- **Problem requirements**:
Write the records out once more, exactly as they are given.
Record extracts START
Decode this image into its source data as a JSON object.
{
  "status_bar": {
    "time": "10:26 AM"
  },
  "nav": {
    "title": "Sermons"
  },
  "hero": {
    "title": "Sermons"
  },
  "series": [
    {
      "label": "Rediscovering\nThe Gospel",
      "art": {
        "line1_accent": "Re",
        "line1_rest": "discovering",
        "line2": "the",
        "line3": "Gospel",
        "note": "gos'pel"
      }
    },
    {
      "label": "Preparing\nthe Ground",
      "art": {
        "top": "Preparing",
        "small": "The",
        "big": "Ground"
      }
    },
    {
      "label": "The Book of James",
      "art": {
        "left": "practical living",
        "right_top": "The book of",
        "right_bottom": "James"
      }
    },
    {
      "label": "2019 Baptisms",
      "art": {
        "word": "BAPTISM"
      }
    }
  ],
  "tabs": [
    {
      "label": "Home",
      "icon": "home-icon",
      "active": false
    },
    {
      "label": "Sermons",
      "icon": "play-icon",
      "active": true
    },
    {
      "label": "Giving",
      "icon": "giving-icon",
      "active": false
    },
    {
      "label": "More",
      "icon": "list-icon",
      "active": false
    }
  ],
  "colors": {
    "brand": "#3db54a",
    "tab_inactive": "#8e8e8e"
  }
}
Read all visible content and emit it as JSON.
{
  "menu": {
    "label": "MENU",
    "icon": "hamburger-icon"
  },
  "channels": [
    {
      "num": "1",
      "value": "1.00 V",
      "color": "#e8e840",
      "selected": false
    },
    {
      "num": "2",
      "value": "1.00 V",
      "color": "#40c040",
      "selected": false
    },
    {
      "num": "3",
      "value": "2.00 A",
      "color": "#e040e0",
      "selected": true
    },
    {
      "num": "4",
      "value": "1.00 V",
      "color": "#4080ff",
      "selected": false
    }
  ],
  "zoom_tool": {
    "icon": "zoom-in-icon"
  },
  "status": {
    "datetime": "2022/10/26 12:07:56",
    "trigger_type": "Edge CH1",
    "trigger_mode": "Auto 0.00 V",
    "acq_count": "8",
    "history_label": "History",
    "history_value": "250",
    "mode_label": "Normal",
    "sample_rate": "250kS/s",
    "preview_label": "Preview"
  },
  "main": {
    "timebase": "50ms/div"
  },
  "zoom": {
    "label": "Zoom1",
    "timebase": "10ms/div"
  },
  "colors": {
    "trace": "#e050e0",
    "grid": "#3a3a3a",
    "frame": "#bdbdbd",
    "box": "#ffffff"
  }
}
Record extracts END
- **Finished exercise**:
Decode this image into its source data as a JSON object.
{
  "status_bar": {
    "time": "10:26 AM"
  },
  "nav": {
    "title": "Sermons"
  },
  "hero": {
    "title": "Sermons"
  },
  "series": [
    {
      "label": "Rediscovering\nThe Gospel",
      "art": {
        "line1_accent": "Re",
        "line1_rest": "discovering",
        "line2": "the",
        "line3": "Gospel",
        "note": "gos'pel"
      }
    },
    {
      "label": "Preparing\nthe Ground",
      "art": {
        "top": "Preparing",
        "small": "The",
        "big": "Ground"
      }
    },
    {
      "label": "The Book of James",
      "art": {
        "left": "practical living",
        "right_top": "The book of",
        "right_bottom": "James"
      }
    },
    {
      "label": "2019 Baptisms",
      "art": {
        "word": "BAPTISM"
      }
    }
  ],
  "tabs": [
    {
      "label": "Home",
      "icon": "home-icon",
      "active": false
    },
    {
      "label": "Sermons",
      "icon": "play-icon",
      "active": true
    },
    {
      "label": "Giving",
      "icon": "giving-icon",
      "active": false
    },
    {
      "label": "More",
      "icon": "list-icon",
      "active": false
    }
  ],
  "colors": {
    "brand": "#3db54a",
    "tab_inactive": "#8e8e8e"
  }
}
Read all visible content and emit it as JSON.
{
  "menu": {
    "label": "MENU",
    "icon": "hamburger-icon"
  },
  "channels": [
    {
      "num": "1",
      "value": "1.00 V",
      "color": "#e8e840",
      "selected": false
    },
    {
      "num": "2",
      "value": "1.00 V",
      "color": "#40c040",
      "selected": false
    },
    {
      "num": "3",
      "value": "2.00 A",
      "color": "#e040e0",
      "selected": true
    },
    {
      "num": "4",
      "value": "1.00 V",
      "color": "#4080ff",
      "selected": false
    }
  ],
  "zoom_tool": {
    "icon": "zoom-in-icon"
  },
  "status": {
    "datetime": "2022/10/26 12:07:56",
    "trigger_type": "Edge CH1",
    "trigger_mode": "Auto 0.00 V",
    "acq_count": "8",
    "history_label": "History",
    "history_value": "250",
    "mode_label": "Normal",
    "sample_rate": "250kS/s",
    "preview_label": "Preview"
  },
  "main": {
    "timebase": "50ms/div"
  },
  "zoom": {
    "label": "Zoom1",
    "timebase": "10ms/div"
  },
  "colors": {
    "trace": "#e050e0",
    "grid": "#3a3a3a",
    "frame": "#bdbdbd",
    "box": "#ffffff"
  }
}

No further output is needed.